  • Program the toughest things first, we have more energy to tackle our resistance during the morning.
  • Add time of relaxation and physical exercise to let the studied material ‘sink in’ and get connected in your brain, it’s part of the learning process!
  • The best way to fix the studied material is not to read it over and over, but to recall the information, and space the recalling over time. My son’s favorite method is using flash cards.
  • Test yourself, do exercises in different contexts, so that you make more connections to retrieve the chunks of material.
  • Prepare today your TO DO list for tomorrow, it will have time to be absorbed and tomorrow it will not occupy one slot of your working memory.

I’m sure there are many other tips I didn’t mention that may appeal to you, if you decide to follow the course drop me a line to let me know your peaks 🙂

*: The pomodoro technique has 5 fundamental stages : planning, tracking, recording, processing and visualizing. In the planning phase, tasks are prioritized by recording them in a “To Do Today” list. This enables us to estimate the effort that is required for the tasks. As pomodoros are completed, they are recorded, adding a sense of accomplishment and providing raw data for subsequent self-observation and improvements. At the end of the day, you get a concrete feedback on your estimates, if there are still tasks on the list… you are like me, too optimistic! 😉

The value of Reflection in Learning

introspection

I just read Stephen M. Fleming‘s article “The Power of Reflection” in the Scientific American Mind.  It talks about  the importance of metacognition, that is the ability of knowing our own thoughts and capacities.

This skill that allows us to evaluate our level of competence on a particular domain is totally independent of our effective competence in that specific domain. We can be bad at evaluating one particular skill,and still be good at it.  We can also know we don’t know anything about a specific subject but that doesn’t make us know more about it.  Though, knowing our lack of knowledge is very important! It allow us to evaluate correctly the situation and act properly accordingly. In this last mentioned case the proper action would be to look for help in that domain 🙂  A very typical action we take based on our knowledge of ourselves is writing lists when we tend to forget things, I fully recognize myself here, do you?

Having a good insight on our internal thoughts and processes is very important, it can even be more important than the knowledge itself because it drives our actions. Not being aware of the reality, as they point out in the article, can be very damaging not only for us but for our social relationships and family. Not knowing that we have a particular medical condition, thus not taking the medication, can make it impossible to live unattended, even if the condition itself is not so impairing.

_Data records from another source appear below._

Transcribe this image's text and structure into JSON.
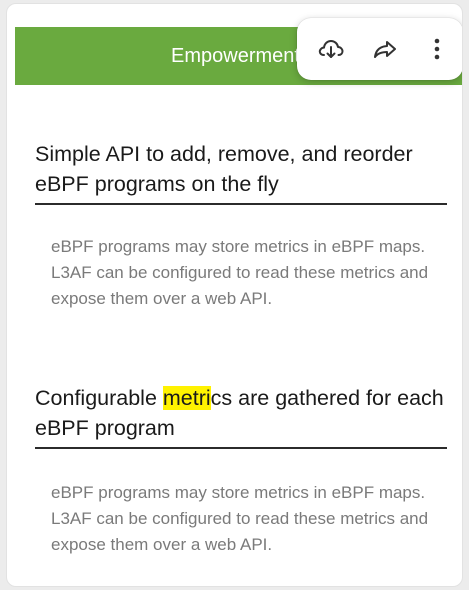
{
  "banner": {
    "title": "Empowerment"
  },
  "toolbar": {
    "icons": [
      "download-icon",
      "share-icon",
      "more-vertical-icon"
    ]
  },
  "sections": [
    {
      "heading": "Simple API to add, remove, and reorder eBPF programs on the fly",
      "body": "eBPF programs may store metrics in eBPF maps. L3AF can be configured to read these metrics and expose them over a web API."
    },
    {
      "heading_before": "Configurable ",
      "heading_highlight": "metri",
      "heading_after": "cs are gathered for each eBPF program",
      "body": "eBPF programs may store metrics in eBPF maps. L3AF can be configured to read these metrics and expose them over a web API."
    }
  ],
  "colors": {
    "banner": "#6aaa3f",
    "highlight": "#fff200",
    "body_text": "#7a7a7a"
  }
}
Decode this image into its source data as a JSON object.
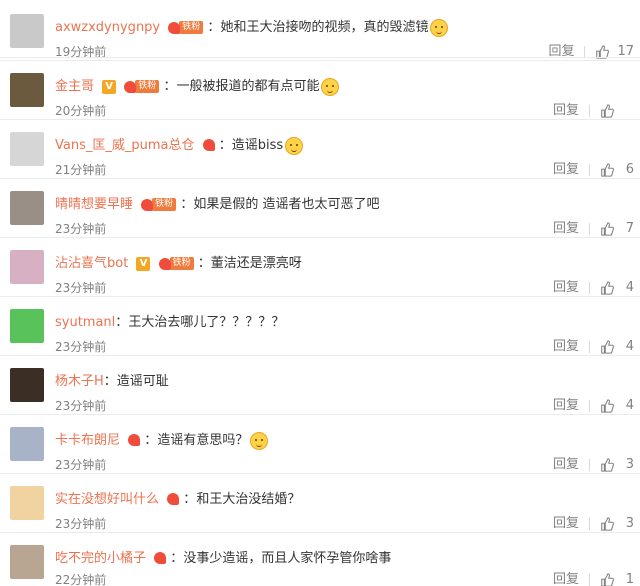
{
  "comments": [
    {
      "username": "axwzxdynygnpy",
      "vip": false,
      "fan_label": "铁粉",
      "text": "她和王大治接吻的视频，真的毁滤镜",
      "emoji": true,
      "time": "19分钟前",
      "reply": "回复",
      "likes": "17",
      "avatar_color": "#c9c9c9"
    },
    {
      "username": "金主哥",
      "vip": true,
      "fan_label": "铁粉",
      "text": "一般被报道的都有点可能",
      "emoji": true,
      "time": "20分钟前",
      "reply": "回复",
      "likes": "",
      "avatar_color": "#6b5a3e"
    },
    {
      "username": "Vans_匡_威_puma总仓",
      "vip": false,
      "fan_label": "",
      "text": "造谣biss",
      "emoji": true,
      "time": "21分钟前",
      "reply": "回复",
      "likes": "6",
      "avatar_color": "#d6d6d6"
    },
    {
      "username": "晴晴想要早睡",
      "vip": false,
      "fan_label": "铁粉",
      "text": "如果是假的 造谣者也太可恶了吧",
      "emoji": false,
      "time": "23分钟前",
      "reply": "回复",
      "likes": "7",
      "avatar_color": "#9a8f86"
    },
    {
      "username": "沾沾喜气bot",
      "vip": true,
      "fan_label": "铁粉",
      "text": "董洁还是漂亮呀",
      "emoji": false,
      "time": "23分钟前",
      "reply": "回复",
      "likes": "4",
      "avatar_color": "#d7b0c4"
    },
    {
      "username": "syutmanl",
      "vip": false,
      "fan_label": "",
      "text": "王大治去哪儿了？？？？？",
      "emoji": false,
      "time": "23分钟前",
      "reply": "回复",
      "likes": "4",
      "avatar_color": "#59c25a"
    },
    {
      "username": "杨木子H",
      "vip": false,
      "fan_label": "",
      "text": "造谣可耻",
      "emoji": false,
      "time": "23分钟前",
      "reply": "回复",
      "likes": "4",
      "avatar_color": "#3a2e25"
    },
    {
      "username": "卡卡布朗尼",
      "vip": false,
      "fan_label": "",
      "text": "造谣有意思吗？",
      "emoji": true,
      "time": "23分钟前",
      "reply": "回复",
      "likes": "3",
      "avatar_color": "#a8b3c7"
    },
    {
      "username": "实在没想好叫什么",
      "vip": false,
      "fan_label": "",
      "text": "和王大治没结婚？",
      "emoji": false,
      "time": "23分钟前",
      "reply": "回复",
      "likes": "3",
      "avatar_color": "#f0d3a0"
    },
    {
      "username": "吃不完的小橘子",
      "vip": false,
      "fan_label": "",
      "text": "没事少造谣，而且人家怀孕管你啥事",
      "emoji": false,
      "time": "22分钟前",
      "reply": "回复",
      "likes": "1",
      "avatar_color": "#b9a692"
    }
  ]
}
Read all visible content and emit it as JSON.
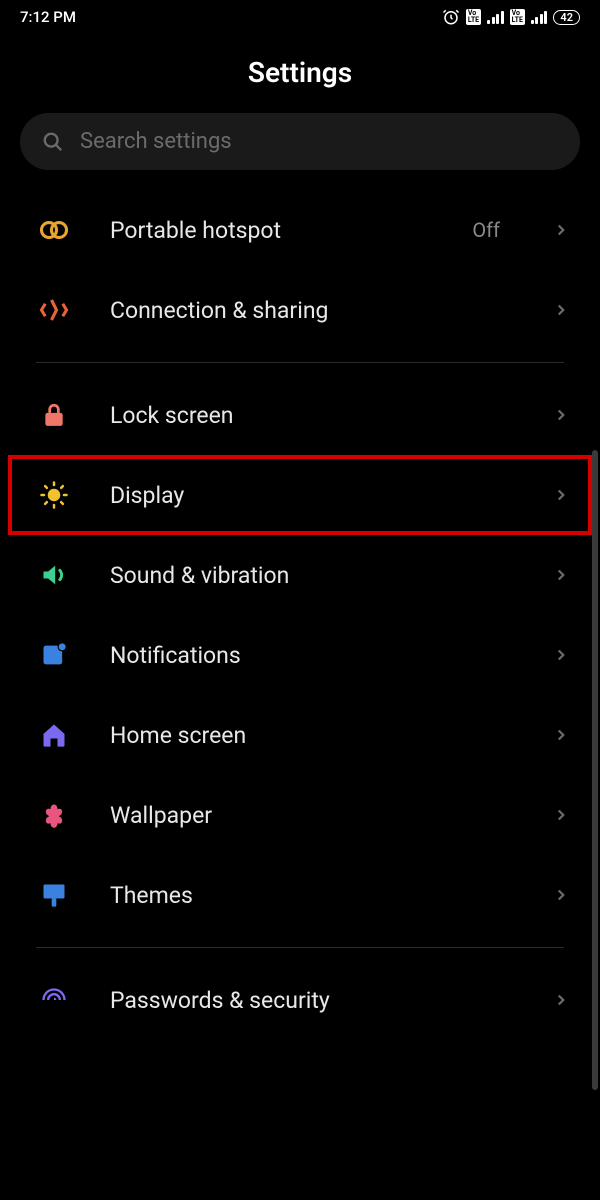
{
  "status": {
    "time": "7:12 PM",
    "battery": "42"
  },
  "header": {
    "title": "Settings",
    "search_placeholder": "Search settings"
  },
  "items": [
    {
      "id": "portable-hotspot",
      "label": "Portable hotspot",
      "value": "Off",
      "icon": "hotspot",
      "color": "#e8a530"
    },
    {
      "id": "connection-sharing",
      "label": "Connection & sharing",
      "value": "",
      "icon": "share",
      "color": "#e8623a"
    },
    {
      "id": "lock-screen",
      "label": "Lock screen",
      "value": "",
      "icon": "lock",
      "color": "#f0766a"
    },
    {
      "id": "display",
      "label": "Display",
      "value": "",
      "icon": "sun",
      "color": "#f0c230",
      "highlighted": true
    },
    {
      "id": "sound-vibration",
      "label": "Sound & vibration",
      "value": "",
      "icon": "speaker",
      "color": "#3dcf8f"
    },
    {
      "id": "notifications",
      "label": "Notifications",
      "value": "",
      "icon": "notification",
      "color": "#3b82e0"
    },
    {
      "id": "home-screen",
      "label": "Home screen",
      "value": "",
      "icon": "home",
      "color": "#7b6af0"
    },
    {
      "id": "wallpaper",
      "label": "Wallpaper",
      "value": "",
      "icon": "flower",
      "color": "#e8557f"
    },
    {
      "id": "themes",
      "label": "Themes",
      "value": "",
      "icon": "brush",
      "color": "#3b82e0"
    },
    {
      "id": "passwords-security",
      "label": "Passwords & security",
      "value": "",
      "icon": "fingerprint",
      "color": "#7b6af0"
    }
  ]
}
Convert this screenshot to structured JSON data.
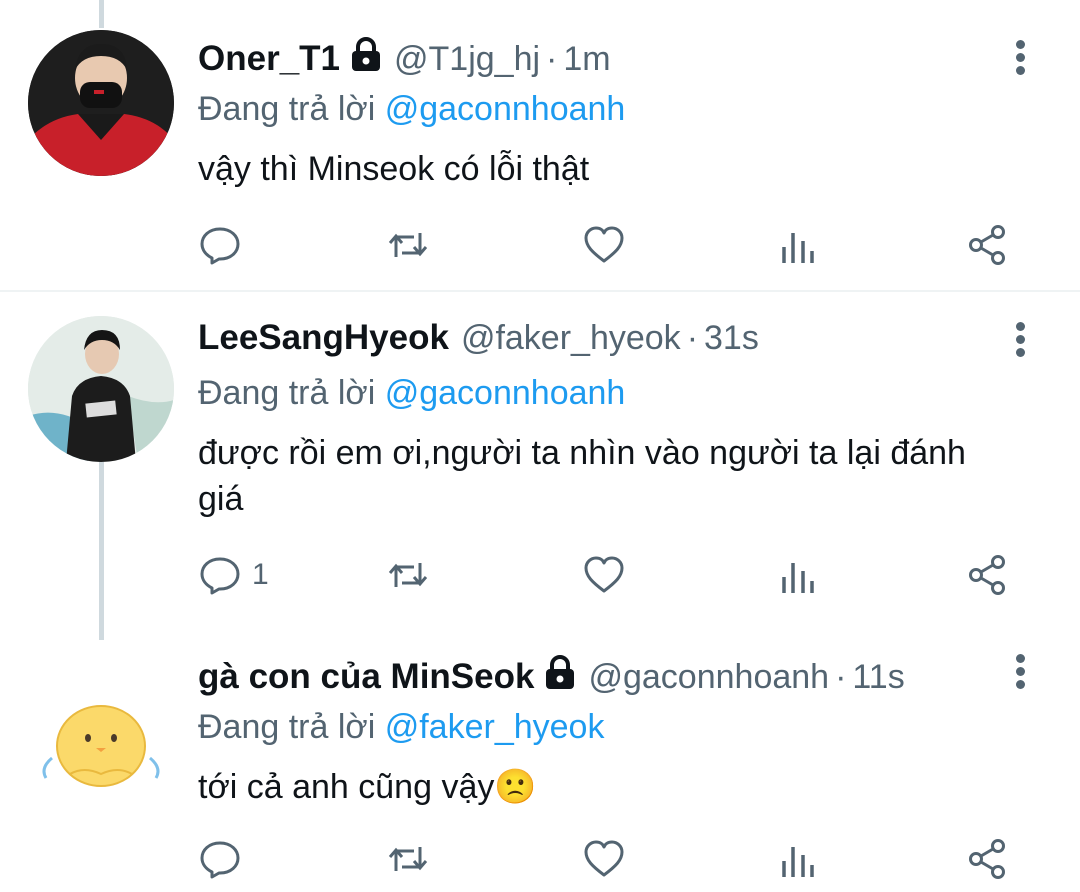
{
  "tweets": [
    {
      "name": "Oner_T1",
      "handle": "@T1jg_hj",
      "separator": "·",
      "time": "1m",
      "reply_prefix": "Đang trả lời",
      "reply_to": "@gaconnhoanh",
      "text": "vậy thì Minseok có lỗi thật",
      "reply_count": ""
    },
    {
      "name": "LeeSangHyeok",
      "handle": "@faker_hyeok",
      "separator": "·",
      "time": "31s",
      "reply_prefix": "Đang trả lời",
      "reply_to": "@gaconnhoanh",
      "text": "được rồi em ơi,người ta nhìn vào người ta lại đánh giá",
      "reply_count": "1"
    },
    {
      "name": "gà con của MinSeok",
      "handle": "@gaconnhoanh",
      "separator": "·",
      "time": "11s",
      "reply_prefix": "Đang trả lời",
      "reply_to": "@faker_hyeok",
      "text": "tới cả anh cũng vậy🙁",
      "reply_count": ""
    }
  ],
  "colors": {
    "accent": "#1d9bf0",
    "secondary_text": "#536471",
    "primary_text": "#0f1419",
    "divider": "#eff3f4",
    "thread_line": "#cfd9de"
  },
  "icons": [
    "reply-icon",
    "retweet-icon",
    "like-icon",
    "analytics-icon",
    "share-icon",
    "lock-icon",
    "more-icon"
  ]
}
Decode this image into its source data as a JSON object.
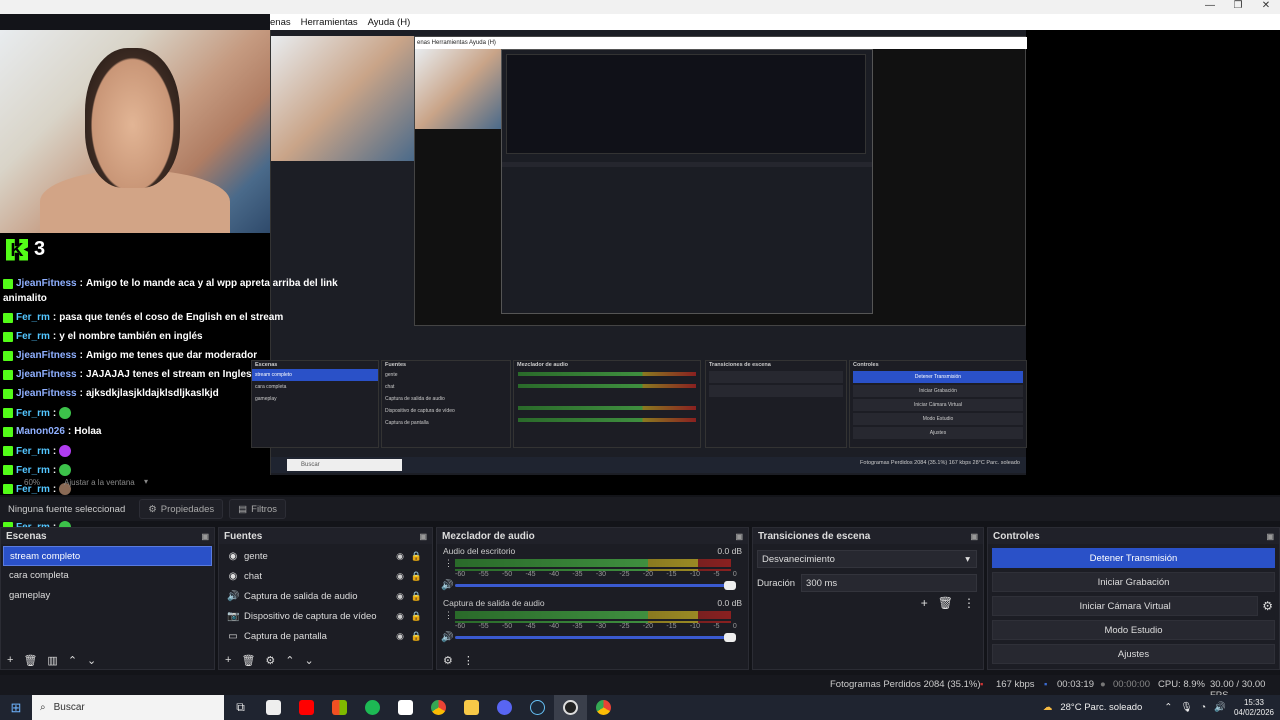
{
  "window": {
    "menu": [
      "enas",
      "Herramientas",
      "Ayuda (H)"
    ],
    "controls": [
      "—",
      "❐",
      "✕"
    ]
  },
  "chat": {
    "count": "3",
    "messages": [
      {
        "user": "JjeanFitness",
        "text": "Amigo te lo mande aca y al wpp apreta arriba del link",
        "cont": "animalito",
        "color": "#8fb0ff"
      },
      {
        "user": "Fer_rm",
        "text": "pasa que tenés el coso de English en el stream",
        "color": "#53c6ff"
      },
      {
        "user": "Fer_rm",
        "text": "y el nombre también en inglés",
        "color": "#53c6ff"
      },
      {
        "user": "JjeanFitness",
        "text": "Amigo me tenes que dar moderador",
        "color": "#8fb0ff"
      },
      {
        "user": "JjeanFitness",
        "text": "JAJAJAJ tenes el stream en Ingles",
        "color": "#8fb0ff"
      },
      {
        "user": "JjeanFitness",
        "text": "ajksdkjlasjkldajklsdljkaslkjd",
        "color": "#8fb0ff"
      },
      {
        "user": "Fer_rm",
        "text": "",
        "emote": "#3cc24a",
        "color": "#53c6ff"
      },
      {
        "user": "Manon026",
        "text": "Holaa",
        "color": "#8fb0ff"
      },
      {
        "user": "Fer_rm",
        "text": "",
        "emote": "#b03cf0",
        "color": "#53c6ff"
      },
      {
        "user": "Fer_rm",
        "text": "",
        "emote": "#3cc24a",
        "color": "#53c6ff"
      },
      {
        "user": "Fer_rm",
        "text": "",
        "emote": "#8a6a55",
        "color": "#53c6ff"
      },
      {
        "user": "Fer_rm",
        "text": "",
        "emote": "#3cc24a",
        "color": "#53c6ff"
      },
      {
        "user": "Fer_rm",
        "text": "",
        "emote": "#3cc24a",
        "color": "#53c6ff"
      },
      {
        "user": "Fer_rm",
        "text": "",
        "emote": "#3cc24a",
        "color": "#53c6ff"
      }
    ]
  },
  "zoom": {
    "value": "60%",
    "fit": "Ajustar a la ventana"
  },
  "toolbar": {
    "no_source": "Ninguna fuente seleccionad",
    "properties": "Propiedades",
    "filters": "Filtros"
  },
  "scenes": {
    "title": "Escenas",
    "items": [
      "stream completo",
      "cara completa",
      "gameplay"
    ]
  },
  "sources": {
    "title": "Fuentes",
    "items": [
      {
        "label": "gente",
        "icon": "web-icon"
      },
      {
        "label": "chat",
        "icon": "web-icon"
      },
      {
        "label": "Captura de salida de audio",
        "icon": "speaker-icon"
      },
      {
        "label": "Dispositivo de captura de vídeo",
        "icon": "camera-icon"
      },
      {
        "label": "Captura de pantalla",
        "icon": "monitor-icon"
      }
    ]
  },
  "mixer": {
    "title": "Mezclador de audio",
    "channels": [
      {
        "name": "Audio del escritorio",
        "db": "0.0 dB"
      },
      {
        "name": "Captura de salida de audio",
        "db": "0.0 dB"
      }
    ],
    "ticks": [
      "-60",
      "-55",
      "-50",
      "-45",
      "-40",
      "-35",
      "-30",
      "-25",
      "-20",
      "-15",
      "-10",
      "-5",
      "0"
    ]
  },
  "transitions": {
    "title": "Transiciones de escena",
    "selected": "Desvanecimiento",
    "duration_label": "Duración",
    "duration_value": "300 ms"
  },
  "controls": {
    "title": "Controles",
    "buttons": [
      "Detener Transmisión",
      "Iniciar Grabación",
      "Iniciar Cámara Virtual",
      "Modo Estudio",
      "Ajustes"
    ]
  },
  "status": {
    "dropped": "Fotogramas Perdidos 2084 (35.1%)",
    "kbps": "167 kbps",
    "live": "00:03:19",
    "rec": "00:00:00",
    "cpu": "CPU: 8.9%",
    "fps": "30.00 / 30.00 FPS"
  },
  "taskbar": {
    "search": "Buscar",
    "weather": "28°C  Parc. soleado",
    "time": "15:33",
    "date": "04/02/2026"
  },
  "nested": {
    "menu": "enas   Herramientas   Ayuda (H)",
    "scenes": [
      "stream completo",
      "cara completa",
      "gameplay"
    ],
    "sources": [
      "gente",
      "chat",
      "Captura de salida de audio",
      "Dispositivo de captura de vídeo",
      "Captura de pantalla"
    ],
    "controls": [
      "Detener Transmisión",
      "Iniciar Grabación",
      "Iniciar Cámara Virtual",
      "Modo Estudio",
      "Ajustes"
    ],
    "mixer_title": "Mezclador de audio",
    "trans_title": "Transiciones de escena",
    "scenes_title": "Escenas",
    "sources_title": "Fuentes",
    "controls_title": "Controles",
    "search": "Buscar",
    "status": "Fotogramas Perdidos 2084 (35.1%)    167 kbps    28°C  Parc. soleado"
  }
}
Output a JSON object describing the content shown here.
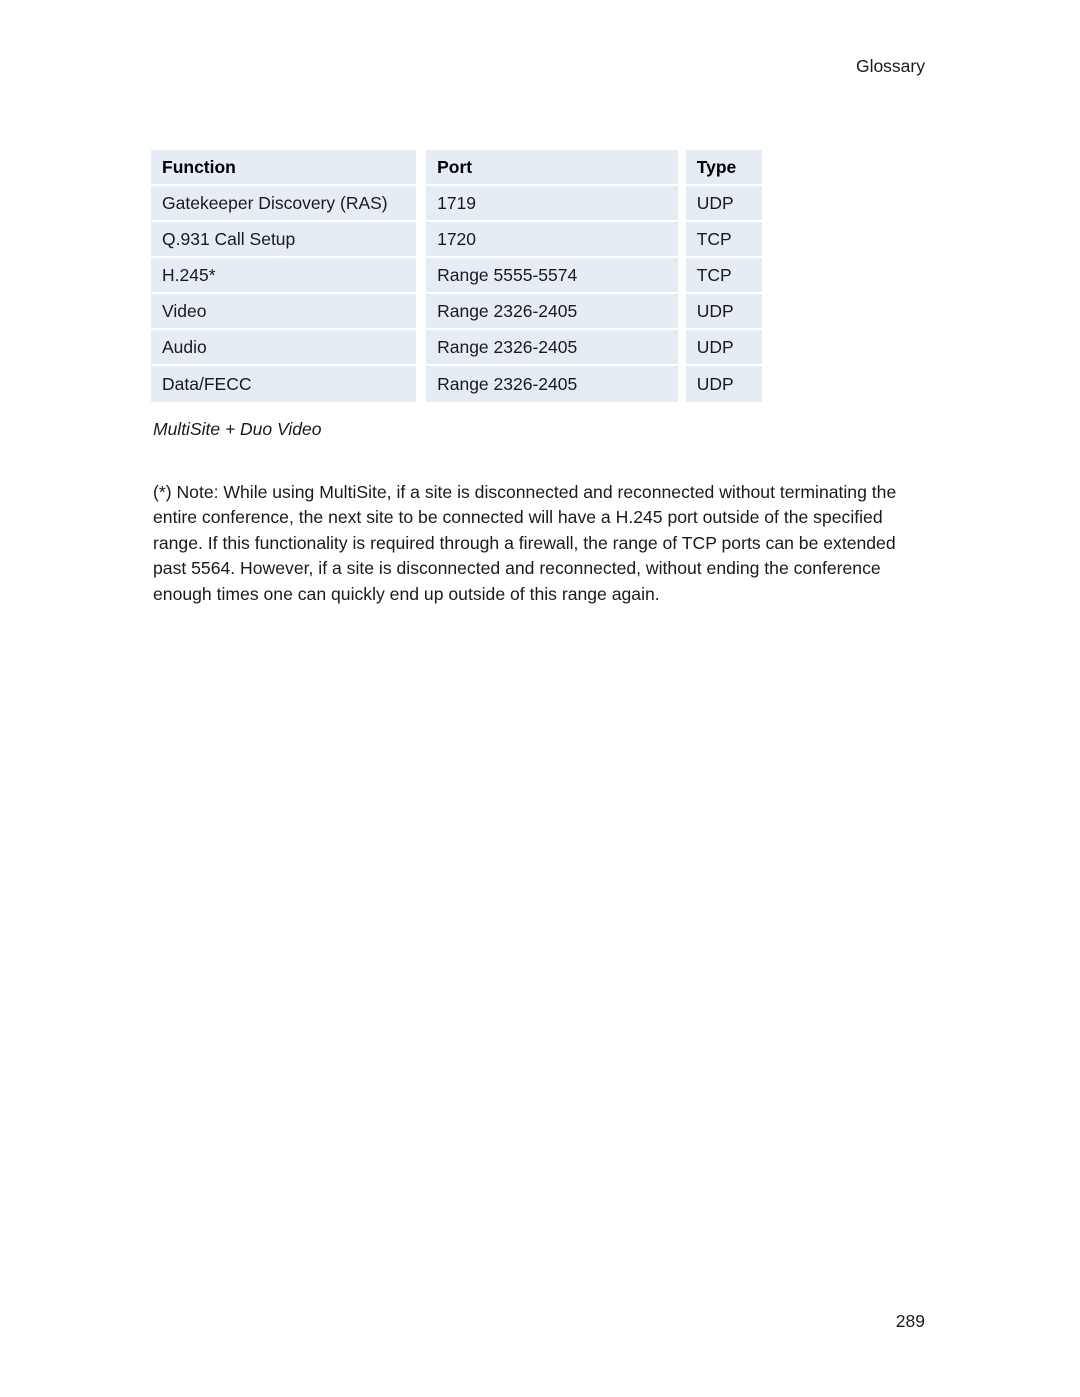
{
  "page": {
    "running_head": "Glossary",
    "page_number": "289",
    "background_color": "#ffffff"
  },
  "table": {
    "cell_background": "#e6ecf4",
    "columns": [
      "Function",
      "Port",
      "Type"
    ],
    "rows": [
      {
        "function": "Gatekeeper Discovery (RAS)",
        "port": "1719",
        "type": "UDP"
      },
      {
        "function": "Q.931 Call Setup",
        "port": "1720",
        "type": "TCP"
      },
      {
        "function": "H.245*",
        "port": "Range 5555-5574",
        "type": "TCP"
      },
      {
        "function": "Video",
        "port": "Range 2326-2405",
        "type": "UDP"
      },
      {
        "function": "Audio",
        "port": "Range 2326-2405",
        "type": "UDP"
      },
      {
        "function": "Data/FECC",
        "port": "Range 2326-2405",
        "type": "UDP"
      }
    ],
    "caption": "MultiSite + Duo Video"
  },
  "note": {
    "text": "(*) Note: While using MultiSite, if a site is disconnected and reconnected without terminating the entire conference, the next site to be connected will have a H.245 port outside of the specified range. If this functionality is required through a firewall, the range of TCP ports can be extended past 5564. However, if a site is disconnected and reconnected, without ending the conference enough times one can quickly end up outside of this range again."
  }
}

It plays  particular role in learning, and the article mentions a study where they tried to boost this ability among students:

[…] Thomas O. Nelson and his student John Dunlosky, then at the University of Washington, reported an intriguing effect. When volunteers were asked to reflect on how well they had learned a list of word pairs after a short delay, they were more self-aware than if asked immediately.  Many studies have since replicated this finding.  Encouraging a student to take a break before deciding how well he or she has studied for an upcoming test could aid learning in a simple but effective way.

Learners could also trigger better insight by coming up with their own subject keywords. Educational psychologist Keith Thiede of Boise State University and his colleagues found that asking students to generate a few words summarizing a particular topic led to greater metacognitive accuracy.  The students then allocated their study time better by focusing on material that was less well understood.

This method of studying should be taught at school thus teaching this meta-skill to learn more effectively.